Using a community-participatory approach, which is inductive and collaborative, and creative, adaptive methods, a postdoctoral researcher and a PhD student will conduct related projects to explore the deaf participants and their interlocutors’ interactions through and with technologies. The project researchers will undertake multi-sited, linguistic ethnography to examine communicative phenomena across various settings (institutional and non-institutional), such as shops, restaurants, healthcare, education or work. One of the key areas of focus will be on deaf further and higher education students’ experiences of navigating their studies through and with technologies, and how technologies can enhance their learning and student life experience.

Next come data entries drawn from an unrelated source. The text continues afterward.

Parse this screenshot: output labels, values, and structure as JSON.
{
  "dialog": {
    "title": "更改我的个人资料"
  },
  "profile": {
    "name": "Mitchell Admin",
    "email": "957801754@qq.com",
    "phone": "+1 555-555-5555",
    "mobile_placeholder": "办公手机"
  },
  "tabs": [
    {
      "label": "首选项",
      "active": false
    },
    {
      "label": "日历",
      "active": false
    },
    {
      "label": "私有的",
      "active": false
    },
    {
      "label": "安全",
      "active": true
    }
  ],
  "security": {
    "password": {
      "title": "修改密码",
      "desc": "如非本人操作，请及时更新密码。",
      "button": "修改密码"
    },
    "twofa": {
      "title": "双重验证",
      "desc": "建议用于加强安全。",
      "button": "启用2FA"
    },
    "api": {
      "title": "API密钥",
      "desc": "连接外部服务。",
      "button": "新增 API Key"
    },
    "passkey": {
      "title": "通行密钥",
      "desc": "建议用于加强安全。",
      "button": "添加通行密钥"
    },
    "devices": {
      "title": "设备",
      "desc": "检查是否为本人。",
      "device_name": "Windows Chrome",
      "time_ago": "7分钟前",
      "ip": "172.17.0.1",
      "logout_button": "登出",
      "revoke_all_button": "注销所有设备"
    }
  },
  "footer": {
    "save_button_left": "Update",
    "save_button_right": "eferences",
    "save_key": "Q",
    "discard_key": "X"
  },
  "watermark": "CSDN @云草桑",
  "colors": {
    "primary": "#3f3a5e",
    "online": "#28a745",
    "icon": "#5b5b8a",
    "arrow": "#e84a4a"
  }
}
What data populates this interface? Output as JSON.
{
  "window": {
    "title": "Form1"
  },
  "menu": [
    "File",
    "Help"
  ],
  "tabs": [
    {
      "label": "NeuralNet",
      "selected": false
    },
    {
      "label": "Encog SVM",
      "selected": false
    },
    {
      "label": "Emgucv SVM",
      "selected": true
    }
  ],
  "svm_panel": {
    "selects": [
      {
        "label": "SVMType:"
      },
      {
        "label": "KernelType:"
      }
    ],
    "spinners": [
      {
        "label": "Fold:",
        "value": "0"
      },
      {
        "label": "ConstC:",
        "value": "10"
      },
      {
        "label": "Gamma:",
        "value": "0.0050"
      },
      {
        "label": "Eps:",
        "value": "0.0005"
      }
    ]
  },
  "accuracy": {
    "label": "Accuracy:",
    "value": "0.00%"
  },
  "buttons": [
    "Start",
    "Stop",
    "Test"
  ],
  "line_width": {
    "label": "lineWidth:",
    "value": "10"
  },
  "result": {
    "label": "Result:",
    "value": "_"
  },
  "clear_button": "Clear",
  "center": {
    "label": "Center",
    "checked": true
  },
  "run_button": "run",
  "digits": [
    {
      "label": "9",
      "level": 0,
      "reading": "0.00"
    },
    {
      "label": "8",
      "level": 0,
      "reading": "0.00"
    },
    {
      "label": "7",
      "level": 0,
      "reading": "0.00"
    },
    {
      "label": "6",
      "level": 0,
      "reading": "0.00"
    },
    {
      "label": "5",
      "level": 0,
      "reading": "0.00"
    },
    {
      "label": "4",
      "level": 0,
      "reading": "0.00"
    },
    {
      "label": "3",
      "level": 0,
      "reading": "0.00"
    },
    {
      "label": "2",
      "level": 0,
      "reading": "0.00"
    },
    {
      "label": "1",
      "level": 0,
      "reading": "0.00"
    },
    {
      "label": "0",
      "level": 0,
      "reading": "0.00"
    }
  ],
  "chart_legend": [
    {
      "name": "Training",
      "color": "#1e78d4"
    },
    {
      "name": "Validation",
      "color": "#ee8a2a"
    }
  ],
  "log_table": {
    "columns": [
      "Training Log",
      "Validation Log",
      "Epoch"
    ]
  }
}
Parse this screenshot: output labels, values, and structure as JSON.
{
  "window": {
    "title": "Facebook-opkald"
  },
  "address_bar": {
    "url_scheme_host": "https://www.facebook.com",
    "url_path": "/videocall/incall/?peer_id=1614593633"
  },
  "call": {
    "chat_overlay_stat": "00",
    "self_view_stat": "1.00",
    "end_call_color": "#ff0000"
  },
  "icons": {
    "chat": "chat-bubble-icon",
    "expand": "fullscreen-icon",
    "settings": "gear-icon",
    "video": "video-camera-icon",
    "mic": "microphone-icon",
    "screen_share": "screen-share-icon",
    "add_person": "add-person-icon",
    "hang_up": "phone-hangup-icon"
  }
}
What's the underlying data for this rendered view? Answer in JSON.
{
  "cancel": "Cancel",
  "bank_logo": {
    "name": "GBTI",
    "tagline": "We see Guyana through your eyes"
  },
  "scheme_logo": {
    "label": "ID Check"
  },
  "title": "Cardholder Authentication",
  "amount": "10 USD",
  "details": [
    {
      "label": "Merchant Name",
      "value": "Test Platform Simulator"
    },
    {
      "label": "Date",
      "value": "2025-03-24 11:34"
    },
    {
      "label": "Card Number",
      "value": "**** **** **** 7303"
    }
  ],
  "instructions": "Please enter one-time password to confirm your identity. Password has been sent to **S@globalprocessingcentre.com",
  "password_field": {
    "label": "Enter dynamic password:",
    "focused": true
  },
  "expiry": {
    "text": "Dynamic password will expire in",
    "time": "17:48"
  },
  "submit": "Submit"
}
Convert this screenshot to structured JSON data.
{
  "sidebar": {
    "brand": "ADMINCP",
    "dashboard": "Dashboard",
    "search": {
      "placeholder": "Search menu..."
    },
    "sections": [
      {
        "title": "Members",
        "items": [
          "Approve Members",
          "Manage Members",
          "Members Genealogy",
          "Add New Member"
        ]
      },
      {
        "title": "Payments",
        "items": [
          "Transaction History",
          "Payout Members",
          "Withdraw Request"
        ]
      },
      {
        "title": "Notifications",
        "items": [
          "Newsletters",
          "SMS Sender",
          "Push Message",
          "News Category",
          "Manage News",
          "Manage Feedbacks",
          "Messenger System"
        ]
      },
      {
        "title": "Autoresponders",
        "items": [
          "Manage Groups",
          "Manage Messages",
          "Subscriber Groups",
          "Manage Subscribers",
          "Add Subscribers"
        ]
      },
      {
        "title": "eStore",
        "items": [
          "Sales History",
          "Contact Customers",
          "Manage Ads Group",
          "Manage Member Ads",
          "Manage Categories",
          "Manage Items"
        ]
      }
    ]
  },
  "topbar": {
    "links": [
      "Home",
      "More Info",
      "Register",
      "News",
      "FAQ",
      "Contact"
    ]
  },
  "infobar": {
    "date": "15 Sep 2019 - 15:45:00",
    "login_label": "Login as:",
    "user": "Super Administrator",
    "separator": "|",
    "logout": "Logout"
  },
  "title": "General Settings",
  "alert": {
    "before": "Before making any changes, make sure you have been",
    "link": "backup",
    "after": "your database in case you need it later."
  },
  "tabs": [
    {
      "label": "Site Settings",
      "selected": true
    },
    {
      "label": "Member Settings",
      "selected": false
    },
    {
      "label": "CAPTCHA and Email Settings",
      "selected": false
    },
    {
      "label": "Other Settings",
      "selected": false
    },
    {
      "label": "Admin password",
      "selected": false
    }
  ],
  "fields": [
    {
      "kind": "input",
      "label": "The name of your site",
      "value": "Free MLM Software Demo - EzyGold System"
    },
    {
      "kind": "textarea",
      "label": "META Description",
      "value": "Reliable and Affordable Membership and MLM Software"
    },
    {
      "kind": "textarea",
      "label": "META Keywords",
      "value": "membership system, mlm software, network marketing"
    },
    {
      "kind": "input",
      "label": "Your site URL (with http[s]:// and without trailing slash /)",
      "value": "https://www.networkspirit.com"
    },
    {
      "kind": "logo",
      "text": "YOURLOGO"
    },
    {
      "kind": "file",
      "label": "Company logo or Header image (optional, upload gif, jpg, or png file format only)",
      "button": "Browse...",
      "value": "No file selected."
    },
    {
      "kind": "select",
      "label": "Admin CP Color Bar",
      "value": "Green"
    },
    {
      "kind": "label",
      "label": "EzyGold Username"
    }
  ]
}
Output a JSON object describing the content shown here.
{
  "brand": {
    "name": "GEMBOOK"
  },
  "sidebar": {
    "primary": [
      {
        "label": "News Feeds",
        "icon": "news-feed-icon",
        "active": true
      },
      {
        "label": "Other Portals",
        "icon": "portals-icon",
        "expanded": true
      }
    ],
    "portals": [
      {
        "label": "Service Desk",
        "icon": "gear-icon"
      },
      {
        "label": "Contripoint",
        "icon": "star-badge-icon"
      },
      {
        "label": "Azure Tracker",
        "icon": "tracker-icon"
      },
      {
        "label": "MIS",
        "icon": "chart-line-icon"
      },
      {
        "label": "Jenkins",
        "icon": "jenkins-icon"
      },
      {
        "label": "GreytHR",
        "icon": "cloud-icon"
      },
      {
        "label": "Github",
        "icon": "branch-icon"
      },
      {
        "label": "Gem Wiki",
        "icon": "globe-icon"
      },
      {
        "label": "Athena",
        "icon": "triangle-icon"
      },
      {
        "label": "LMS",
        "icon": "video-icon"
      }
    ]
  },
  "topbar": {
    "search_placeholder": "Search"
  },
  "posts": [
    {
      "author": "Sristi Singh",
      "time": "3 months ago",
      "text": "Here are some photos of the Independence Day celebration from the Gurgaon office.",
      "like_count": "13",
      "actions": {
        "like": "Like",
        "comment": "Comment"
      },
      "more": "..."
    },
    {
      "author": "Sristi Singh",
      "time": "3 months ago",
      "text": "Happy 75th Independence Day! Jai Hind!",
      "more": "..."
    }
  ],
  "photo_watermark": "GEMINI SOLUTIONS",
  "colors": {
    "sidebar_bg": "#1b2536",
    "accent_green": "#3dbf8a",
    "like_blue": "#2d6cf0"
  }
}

We are interested in the following questions:

  • What technologies do deaf people use in everyday life to engage in face-to-face communication?
  • What role do technologies play in human-machine interactions involving deaf people? What are deaf people’s perceptions of the role of AI in their everyday interactions?
  • What technologies do deaf people opt to use in various institutional and non-institutional spaces?
  • In what situations do deaf people opt to use technologies for the purposes of interpreter-mediated interaction? 

Supervisors: Prof. Jemina Napier, Dr Annelies Kusters and Dr Maartje De Meulder. 

For informal enquiries, please contact Prof. Jemina Napier ( or Dr Annelies Kusters (

Entry Criteria and Application

Applicants must be deaf and should have an undergraduate degree in a relevant field with a minimum classification of 2:1. A Master’s is desirable but not essential.  Fluency in British Sign Language is desirable but not essential. In addition, candidates for whom English is a second language should meet the University’s minimum English-language requirements. If you have not already studied a degree programme that was taught and examined in the medium of English, the minimum overall IELTS score is expected to be no lower than 6.0 in Reading and Writing. If applicants have any concerns about the language requirements, please feel free to contact the academics named above.

Please note that possession of the minimum qualifications does not guarantee shortlisting for interview.

Applicants should submit their application via

Please ensure that, when prompted by the system, you select ‘PhD Languages’ as the programme for which you are applying, and that in the relevant field on the application form you indicate that you are seeking to fund your PhD through the ‘SoSS BSL PhD scholarship’.  Please ensure that you include Prof Jemina Napier’s name as the potential supervisor of the project.

Applicants should supply:

  1. A full Curriculum Vitae.
  2. Copies of full academic transcripts from all previous academic degree courses and copies of degree certificates for degrees already awarded. If you are currently pursuing a degree course please provide all available marks to date.  If your degree is from a non-UK institution, please provide evidence of the UK equivalency of your qualification.
  3. A brief covering letter outlining why you want to study for a PhD at Heriot-Watt University, and what makes you an excellent candidate.

Interviews will take place in February/March 2023, and will be conducted via video conferencing (e.g. Zoom or similar). Interview support for those with disabilities will be available where required (e.g. a BSL interpreter).

If you have any general queries about the applications process, please contact

At Heriot-Watt University we understand that being diverse makes us better which is why we support a culture of respect and equal opportunity, and value diversity at the heart of what we do. We want to increase the diversity of our workplace to underpin a dynamic and creative environment and welcome applications from underrepresented groups. Heriot-Watt is committed to giving access and opportunities to student carers, and received the Going Higher for Student Carers Recognition Award from Carers Trust Scotland in 2020.


Leave a Reply

Your email address will not be published. Required fields are marked *

Google Europe Students with Disabilities Scholarship 2023

Keele University AHRC-Funded PhD Studentship 2023